Compute the number of lines in the following data that include the word "трехместный", and output that number alone.

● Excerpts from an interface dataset
>>

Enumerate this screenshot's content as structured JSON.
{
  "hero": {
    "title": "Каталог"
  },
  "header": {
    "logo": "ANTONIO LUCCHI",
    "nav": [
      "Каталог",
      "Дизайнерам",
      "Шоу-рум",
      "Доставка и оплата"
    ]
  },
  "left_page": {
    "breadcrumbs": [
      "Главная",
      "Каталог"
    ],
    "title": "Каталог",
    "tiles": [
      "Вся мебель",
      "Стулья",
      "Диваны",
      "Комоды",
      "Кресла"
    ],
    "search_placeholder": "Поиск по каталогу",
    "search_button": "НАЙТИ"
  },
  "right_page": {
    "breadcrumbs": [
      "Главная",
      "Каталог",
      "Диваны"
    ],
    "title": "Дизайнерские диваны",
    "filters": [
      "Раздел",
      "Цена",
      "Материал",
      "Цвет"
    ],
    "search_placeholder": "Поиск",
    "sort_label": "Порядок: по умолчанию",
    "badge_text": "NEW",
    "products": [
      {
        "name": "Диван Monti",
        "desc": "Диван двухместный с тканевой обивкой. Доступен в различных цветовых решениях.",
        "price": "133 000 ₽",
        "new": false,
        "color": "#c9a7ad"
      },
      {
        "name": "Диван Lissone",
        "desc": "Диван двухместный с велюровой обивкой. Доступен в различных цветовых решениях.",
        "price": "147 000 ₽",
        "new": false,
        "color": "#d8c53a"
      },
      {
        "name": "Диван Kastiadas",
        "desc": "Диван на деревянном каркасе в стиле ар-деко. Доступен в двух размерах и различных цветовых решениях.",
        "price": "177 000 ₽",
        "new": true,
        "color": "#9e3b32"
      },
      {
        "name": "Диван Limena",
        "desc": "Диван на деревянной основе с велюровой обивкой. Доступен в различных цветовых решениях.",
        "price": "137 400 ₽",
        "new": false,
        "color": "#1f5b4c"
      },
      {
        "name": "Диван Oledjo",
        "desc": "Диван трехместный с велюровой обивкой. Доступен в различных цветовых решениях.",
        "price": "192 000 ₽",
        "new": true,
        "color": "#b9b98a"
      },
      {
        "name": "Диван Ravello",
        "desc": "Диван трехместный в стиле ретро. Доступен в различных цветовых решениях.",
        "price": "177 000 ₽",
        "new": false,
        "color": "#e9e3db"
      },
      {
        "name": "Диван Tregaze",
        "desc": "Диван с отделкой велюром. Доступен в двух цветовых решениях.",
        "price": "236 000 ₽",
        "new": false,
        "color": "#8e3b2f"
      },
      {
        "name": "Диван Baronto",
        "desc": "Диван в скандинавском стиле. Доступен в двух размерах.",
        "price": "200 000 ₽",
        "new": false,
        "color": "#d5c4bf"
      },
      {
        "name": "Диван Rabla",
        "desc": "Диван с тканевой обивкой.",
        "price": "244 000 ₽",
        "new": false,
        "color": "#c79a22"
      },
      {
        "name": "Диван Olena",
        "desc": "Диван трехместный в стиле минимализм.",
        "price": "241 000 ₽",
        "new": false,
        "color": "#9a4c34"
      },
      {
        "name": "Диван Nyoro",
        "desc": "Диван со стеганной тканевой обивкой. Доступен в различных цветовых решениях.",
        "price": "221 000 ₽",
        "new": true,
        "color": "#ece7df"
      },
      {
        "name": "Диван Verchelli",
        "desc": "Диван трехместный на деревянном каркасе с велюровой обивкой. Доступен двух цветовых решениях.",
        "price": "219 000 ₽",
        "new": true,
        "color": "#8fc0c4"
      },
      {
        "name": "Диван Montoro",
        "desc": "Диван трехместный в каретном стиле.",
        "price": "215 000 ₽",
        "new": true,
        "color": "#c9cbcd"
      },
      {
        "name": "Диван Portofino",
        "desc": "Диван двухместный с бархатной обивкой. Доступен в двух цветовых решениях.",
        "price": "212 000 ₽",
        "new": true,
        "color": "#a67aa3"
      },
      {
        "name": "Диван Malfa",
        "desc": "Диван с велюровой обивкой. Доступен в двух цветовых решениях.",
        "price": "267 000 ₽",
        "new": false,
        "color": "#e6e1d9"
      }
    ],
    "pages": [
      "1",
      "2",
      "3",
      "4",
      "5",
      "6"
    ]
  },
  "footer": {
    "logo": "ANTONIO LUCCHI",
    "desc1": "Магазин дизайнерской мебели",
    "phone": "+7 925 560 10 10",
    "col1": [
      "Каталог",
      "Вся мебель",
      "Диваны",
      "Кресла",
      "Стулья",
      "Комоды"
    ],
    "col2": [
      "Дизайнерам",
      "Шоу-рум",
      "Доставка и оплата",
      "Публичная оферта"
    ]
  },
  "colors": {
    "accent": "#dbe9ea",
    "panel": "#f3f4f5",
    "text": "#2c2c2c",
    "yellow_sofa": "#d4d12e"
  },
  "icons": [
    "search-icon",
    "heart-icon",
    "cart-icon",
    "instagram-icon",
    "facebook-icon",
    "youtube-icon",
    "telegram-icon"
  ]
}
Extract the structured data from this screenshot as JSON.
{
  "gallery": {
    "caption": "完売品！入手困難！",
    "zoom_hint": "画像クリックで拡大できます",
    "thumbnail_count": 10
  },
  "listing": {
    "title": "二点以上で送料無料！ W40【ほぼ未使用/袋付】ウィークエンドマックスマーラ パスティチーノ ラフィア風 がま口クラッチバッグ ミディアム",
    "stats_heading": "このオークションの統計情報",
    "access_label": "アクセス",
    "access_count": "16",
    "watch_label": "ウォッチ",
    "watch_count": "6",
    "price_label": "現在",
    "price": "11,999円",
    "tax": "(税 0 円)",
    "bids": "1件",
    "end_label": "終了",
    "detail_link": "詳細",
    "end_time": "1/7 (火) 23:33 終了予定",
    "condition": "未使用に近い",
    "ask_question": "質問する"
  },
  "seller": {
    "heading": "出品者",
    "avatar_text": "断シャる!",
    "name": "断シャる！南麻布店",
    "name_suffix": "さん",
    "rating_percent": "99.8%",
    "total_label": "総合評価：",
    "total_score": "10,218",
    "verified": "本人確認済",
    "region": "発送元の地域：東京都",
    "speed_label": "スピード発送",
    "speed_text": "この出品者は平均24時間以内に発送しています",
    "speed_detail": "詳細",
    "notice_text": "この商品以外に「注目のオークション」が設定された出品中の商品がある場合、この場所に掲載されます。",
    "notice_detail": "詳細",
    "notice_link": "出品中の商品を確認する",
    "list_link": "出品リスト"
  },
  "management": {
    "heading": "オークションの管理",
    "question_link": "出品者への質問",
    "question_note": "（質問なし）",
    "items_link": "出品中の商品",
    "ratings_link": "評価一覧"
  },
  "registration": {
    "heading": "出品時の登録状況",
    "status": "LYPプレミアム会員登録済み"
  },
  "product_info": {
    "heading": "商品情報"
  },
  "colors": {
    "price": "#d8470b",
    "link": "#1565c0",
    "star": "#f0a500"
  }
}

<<

● ANSWER BOX
5